“It is excellent and unparalleled real estate,” said Dean Cinkala, a partner at the JBG Cos., the Chevy Chase real estate giant that owns L’Enfant Plaza nearby.

The GSA’s acting director, Daniel M. Tangherlini, issued a statement calling the agency’s request for ideas “an example of GSA’s ongoing commitment to not only shrinking the federal government’s real estate portfolio, but also to maximizing the efficiency and value of federal workplaces.”

NCPC’s Acosta was one of a number of planning experts who strongly suggested that the GSA follow recent successes elsewhere in the District — such as Penn Quarter and Columbia Heights — by incorporating a mix of uses on the site. And that means housing.

Condos may never be added atop the Smithsonian institutions that line the National Mall, but new high-end housing is creeping closer and closer.

Penn Quarter, a neighborhood name that was unheard of when the Reagan Center was completed, has become one of the most sought-after places to live in the region. Those living in the Newseum Residences, 135 luxury apartments at 565 Pennsylvania Ave. NW, and the Residences at Market Square, 801 Pennsylvania Ave. NW, probably come closest to living on the Mall.

Similar housing could find its way to Federal Triangle South with the right incentives, said Gerry Widdicombe, director of economic development at the Downtown Business Improvement District. But there are hurdles. Redevelopment of federal land can be a tricky process, governed by complex rules and political rivalries. Some politicians have been urging the GSA to sell off underused land to raise funds. If the GSA is required to get the best price for its real estate, it could lead to more office-focused development.

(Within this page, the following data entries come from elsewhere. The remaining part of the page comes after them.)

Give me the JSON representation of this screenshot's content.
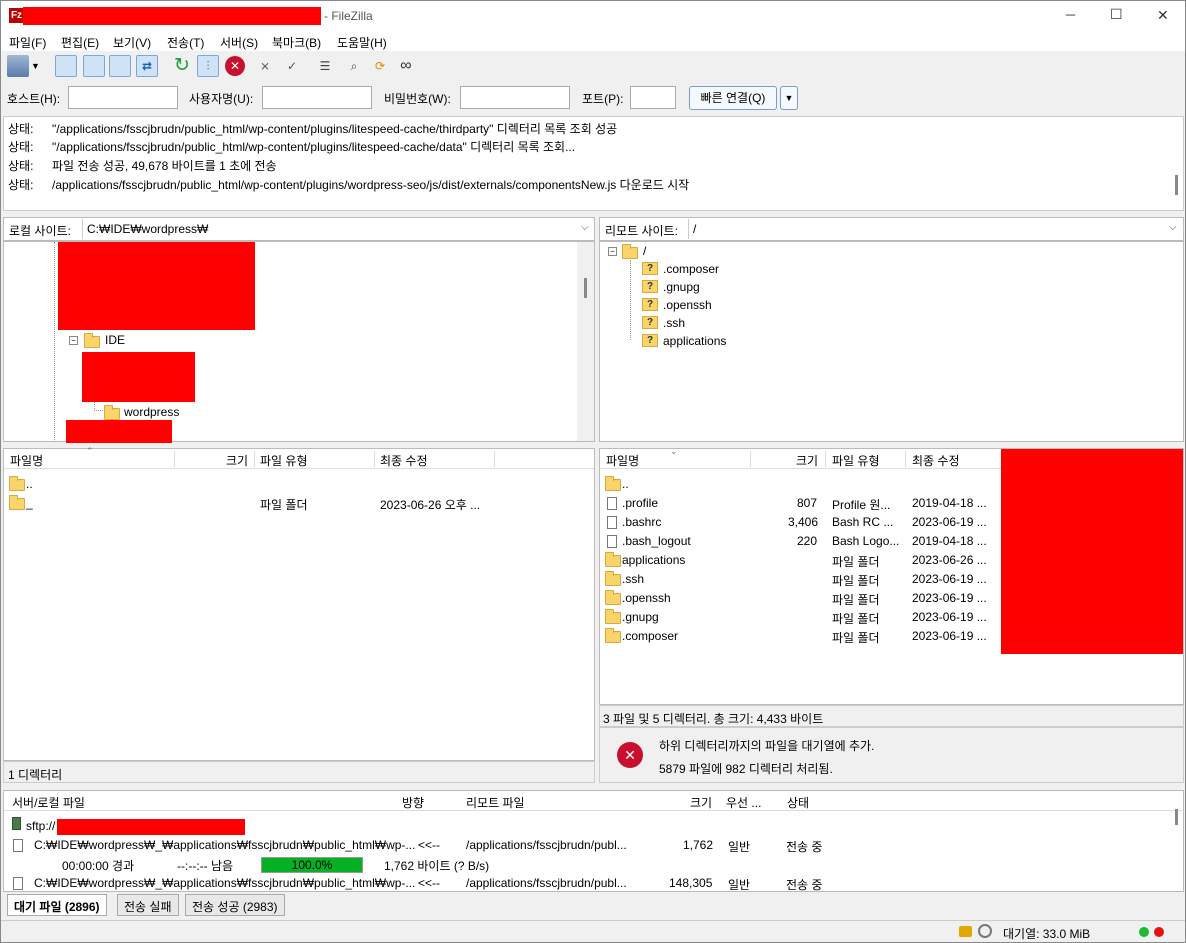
{
  "window": {
    "app_title": "- FileZilla",
    "controls": {
      "minimize": "─",
      "maximize": "☐",
      "close": "✕"
    }
  },
  "menu": [
    "파일(F)",
    "편집(E)",
    "보기(V)",
    "전송(T)",
    "서버(S)",
    "북마크(B)",
    "도움말(H)"
  ],
  "quickconnect": {
    "host_label": "호스트(H):",
    "user_label": "사용자명(U):",
    "pass_label": "비밀번호(W):",
    "port_label": "포트(P):",
    "button": "빠른 연결(Q)"
  },
  "log": [
    {
      "k": "상태:",
      "v": "\"/applications/fsscjbrudn/public_html/wp-content/plugins/litespeed-cache/thirdparty\" 디렉터리 목록 조회 성공"
    },
    {
      "k": "상태:",
      "v": "\"/applications/fsscjbrudn/public_html/wp-content/plugins/litespeed-cache/data\" 디렉터리 목록 조회..."
    },
    {
      "k": "상태:",
      "v": "파일 전송 성공, 49,678 바이트를 1 초에 전송"
    },
    {
      "k": "상태:",
      "v": "/applications/fsscjbrudn/public_html/wp-content/plugins/wordpress-seo/js/dist/externals/componentsNew.js 다운로드 시작"
    }
  ],
  "local": {
    "site_label": "로컬 사이트:",
    "path": "C:₩IDE₩wordpress₩",
    "tree": [
      {
        "label": "IDE"
      },
      {
        "label": "wordpress"
      }
    ],
    "columns": [
      "파일명",
      "크기",
      "파일 유형",
      "최종 수정"
    ],
    "files": [
      {
        "name": "..",
        "size": "",
        "type": "",
        "modified": ""
      },
      {
        "name": "_",
        "size": "",
        "type": "파일 폴더",
        "modified": "2023-06-26 오후 ..."
      }
    ],
    "status": "1 디렉터리"
  },
  "remote": {
    "site_label": "리모트 사이트:",
    "path": "/",
    "tree": [
      {
        "label": "/"
      },
      {
        "label": ".composer"
      },
      {
        "label": ".gnupg"
      },
      {
        "label": ".openssh"
      },
      {
        "label": ".ssh"
      },
      {
        "label": "applications"
      }
    ],
    "columns": [
      "파일명",
      "크기",
      "파일 유형",
      "최종 수정"
    ],
    "files": [
      {
        "name": "..",
        "size": "",
        "type": "",
        "modified": "",
        "kind": "folder"
      },
      {
        "name": ".profile",
        "size": "807",
        "type": "Profile 원...",
        "modified": "2019-04-18 ...",
        "kind": "file"
      },
      {
        "name": ".bashrc",
        "size": "3,406",
        "type": "Bash RC ...",
        "modified": "2023-06-19 ...",
        "kind": "file"
      },
      {
        "name": ".bash_logout",
        "size": "220",
        "type": "Bash Logo...",
        "modified": "2019-04-18 ...",
        "kind": "file"
      },
      {
        "name": "applications",
        "size": "",
        "type": "파일 폴더",
        "modified": "2023-06-26 ...",
        "kind": "folder"
      },
      {
        "name": ".ssh",
        "size": "",
        "type": "파일 폴더",
        "modified": "2023-06-19 ...",
        "kind": "folder"
      },
      {
        "name": ".openssh",
        "size": "",
        "type": "파일 폴더",
        "modified": "2023-06-19 ...",
        "kind": "folder"
      },
      {
        "name": ".gnupg",
        "size": "",
        "type": "파일 폴더",
        "modified": "2023-06-19 ...",
        "kind": "folder"
      },
      {
        "name": ".composer",
        "size": "",
        "type": "파일 폴더",
        "modified": "2023-06-19 ...",
        "kind": "folder"
      }
    ],
    "status": "3 파일 및 5 디렉터리. 총 크기: 4,433 바이트",
    "notice_line1": "하위 디렉터리까지의 파일을 대기열에 추가.",
    "notice_line2": "5879 파일에 982 디렉터리 처리됨."
  },
  "queue": {
    "columns": [
      "서버/로컬 파일",
      "방향",
      "리모트 파일",
      "크기",
      "우선 ...",
      "상태"
    ],
    "server": "sftp://",
    "items": [
      {
        "local": "C:₩IDE₩wordpress₩_₩applications₩fsscjbrudn₩public_html₩wp-...",
        "dir": "<<--",
        "remote": "/applications/fsscjbrudn/publ...",
        "size": "1,762",
        "priority": "일반",
        "status": "전송 중"
      },
      {
        "local": "C:₩IDE₩wordpress₩_₩applications₩fsscjbrudn₩public_html₩wp-...",
        "dir": "<<--",
        "remote": "/applications/fsscjbrudn/publ...",
        "size": "148,305",
        "priority": "일반",
        "status": "전송 중"
      }
    ],
    "progress": {
      "elapsed": "00:00:00 경과",
      "remaining": "--:--:-- 남음",
      "percent_label": "100.0%",
      "percent": 100,
      "bytes": "1,762 바이트 (? B/s)"
    }
  },
  "tabs": [
    "대기 파일 (2896)",
    "전송 실패",
    "전송 성공 (2983)"
  ],
  "bottom": {
    "queue_size": "대기열: 33.0 MiB"
  },
  "colors": {
    "redact": "#ff0000",
    "progress": "#06b025",
    "folder": "#f8d46a"
  }
}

If members of Congress “are putting pressure on them, then the city needs to get involved there or the GSA will create another central business district,” Widdicombe said.

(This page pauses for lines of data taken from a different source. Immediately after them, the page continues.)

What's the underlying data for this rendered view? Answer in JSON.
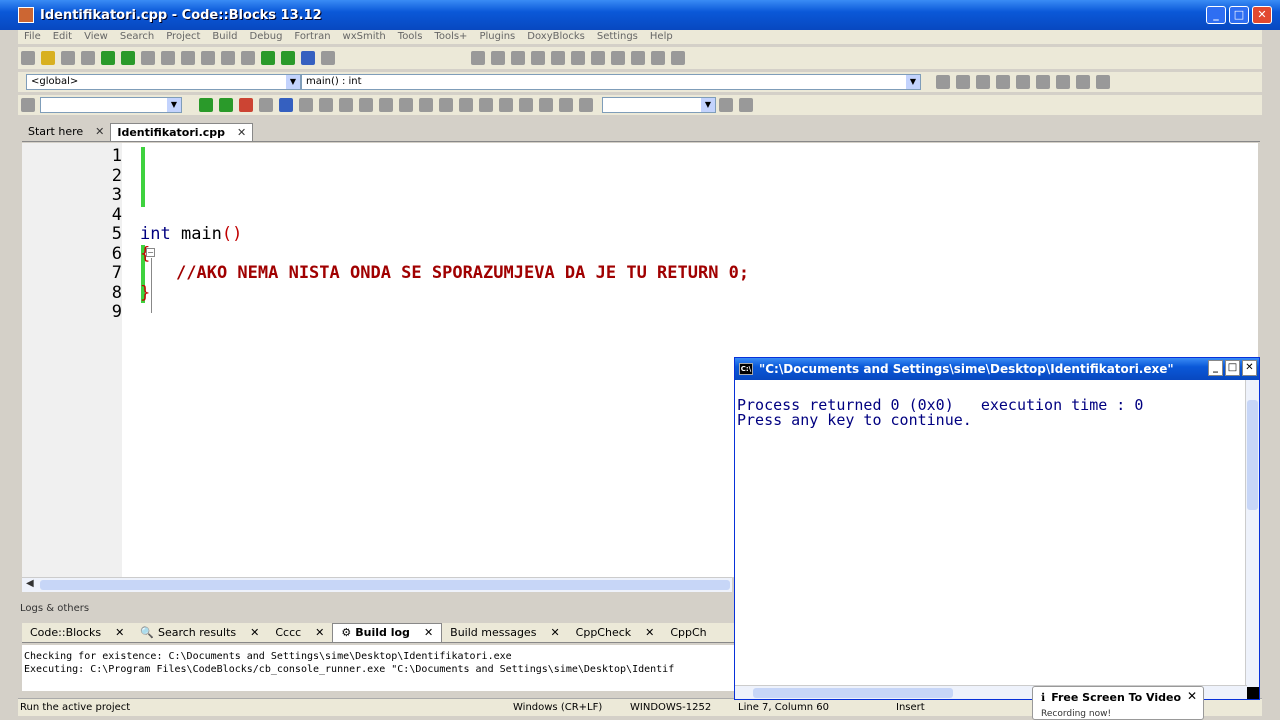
{
  "window": {
    "title": "Identifikatori.cpp - Code::Blocks 13.12",
    "btn_min": "_",
    "btn_max": "□",
    "btn_close": "✕"
  },
  "menu": [
    "File",
    "Edit",
    "View",
    "Search",
    "Project",
    "Build",
    "Debug",
    "Fortran",
    "wxSmith",
    "Tools",
    "Tools+",
    "Plugins",
    "DoxyBlocks",
    "Settings",
    "Help"
  ],
  "scope": {
    "global": "<global>",
    "function": "main() : int"
  },
  "tabs": {
    "start": "Start here",
    "file": "Identifikatori.cpp",
    "close": "✕"
  },
  "editor": {
    "line_numbers": [
      "1",
      "2",
      "3",
      "4",
      "5",
      "6",
      "7",
      "8",
      "9"
    ],
    "line5_kw": "int",
    "line5_rest": " main",
    "line5_parens": "()",
    "line6_brace": "{",
    "line7_comment": "//AKO NEMA NISTA ONDA SE SPORAZUMJEVA DA JE TU RETURN 0;",
    "line8_brace": "}",
    "fold_marker": "−"
  },
  "logs": {
    "panel_title": "Logs & others",
    "tabs": {
      "codeblocks": "Code::Blocks",
      "search": "Search results",
      "cccc": "Cccc",
      "build_log": "Build log",
      "build_messages": "Build messages",
      "cppcheck": "CppCheck",
      "cppcheck2": "CppCh"
    },
    "close": "✕",
    "lines": [
      "Checking for existence: C:\\Documents and Settings\\sime\\Desktop\\Identifikatori.exe",
      "Executing: C:\\Program Files\\CodeBlocks/cb_console_runner.exe \"C:\\Documents and Settings\\sime\\Desktop\\Identif"
    ]
  },
  "status": {
    "message": "Run the active project",
    "eol": "Windows (CR+LF)",
    "encoding": "WINDOWS-1252",
    "position": "Line 7, Column 60",
    "mode": "Insert"
  },
  "console": {
    "title": "\"C:\\Documents and Settings\\sime\\Desktop\\Identifikatori.exe\"",
    "line1": "Process returned 0 (0x0)   execution time : 0",
    "line2": "Press any key to continue.",
    "icon_label": "C:\\"
  },
  "recorder": {
    "title": "Free Screen To Video",
    "subtitle": "Recording now!",
    "close": "✕"
  }
}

In order for shops such as dry cleaners and coffee shops to remain open on weekends and evenings, Widdicombe argued that at least 2,000 residents are probably needed in the area. City officials agree. Harriet Tregoning, planning director for the District, said, “there absolutely should be housing there.”

“It’s a great opportunity to create a live-where-you-work community,” she said.

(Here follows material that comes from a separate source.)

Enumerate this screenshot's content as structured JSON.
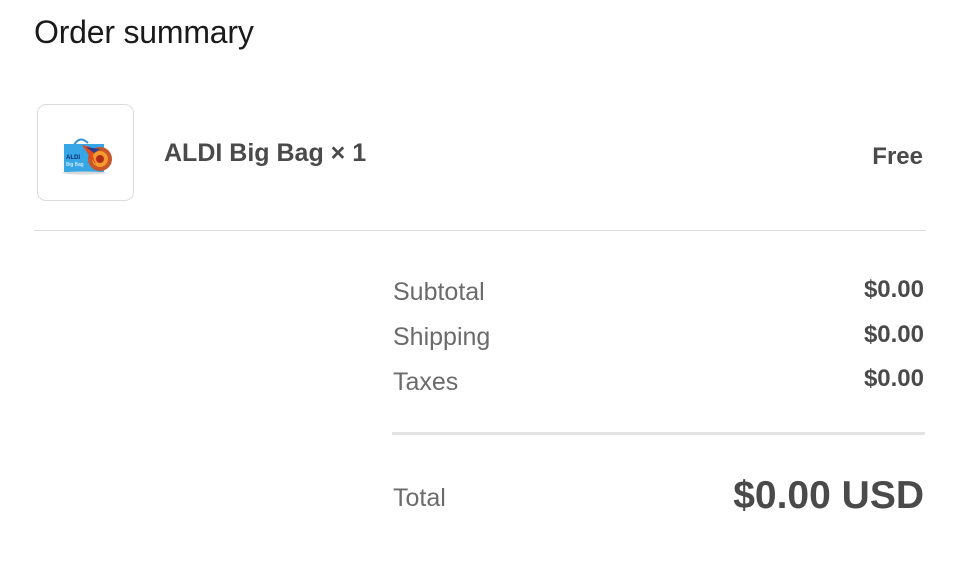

Robert A. Peck, who ran the GSA’s Public Buildings Service until his ouster in the spring following a scandal over conference expenditures, said the effort to transform the Independence Avenue area predated his time at the GSA. Success will likely depend on whether the agency can identify hard-to-come-by investment dollars up front or be permitted the leeway to lease or sell some land and reinvest the proceeds to build smaller, more efficient federal facilities.

“I think the idea of optimizing the value of the government’s real estate south of the Mall, making it a more architecturally lively space is a great idea and one that’s been kicking around for awhile,” Peck said. “Unfortunately the government’s rules are not known for flexibility and creativity on this kind of real estate transaction, but I hope that GSA gets the support it needs to take it somewhere.”

Though Tangherlini’s arrival at the GSA (just as Peck was leaving) was chaotic, fraught with politics and certainly not prescripted, Widdicombe argued that the transition was one that will likely keep redevelopment efforts locally on track.

Both men are District residents who have spent considerable time working on behalf of local initiatives, whether government, transportation or historic preservation. Tangherlini is a former city administrator and transportation director in the District; he knows most every lever of the city’s bureaucracy. He’s worked with Tregoning, he’s worked with Mayor Vincent C. Gray (D) and he’s worked with nearly every member of the D.C. Council.

“It’s no accident” that the GSA issued the notice for Federal Triangle South less than six months after Tangherlini arrived, Widdicombe said.

“Dan is a unique individual who can get things done,” he added. “He shares a love of the District, and both he and Bob live in the District. And they’ve lived here a long time.”

6.1 M

Square feet of development the area could accommodate without zoning changes.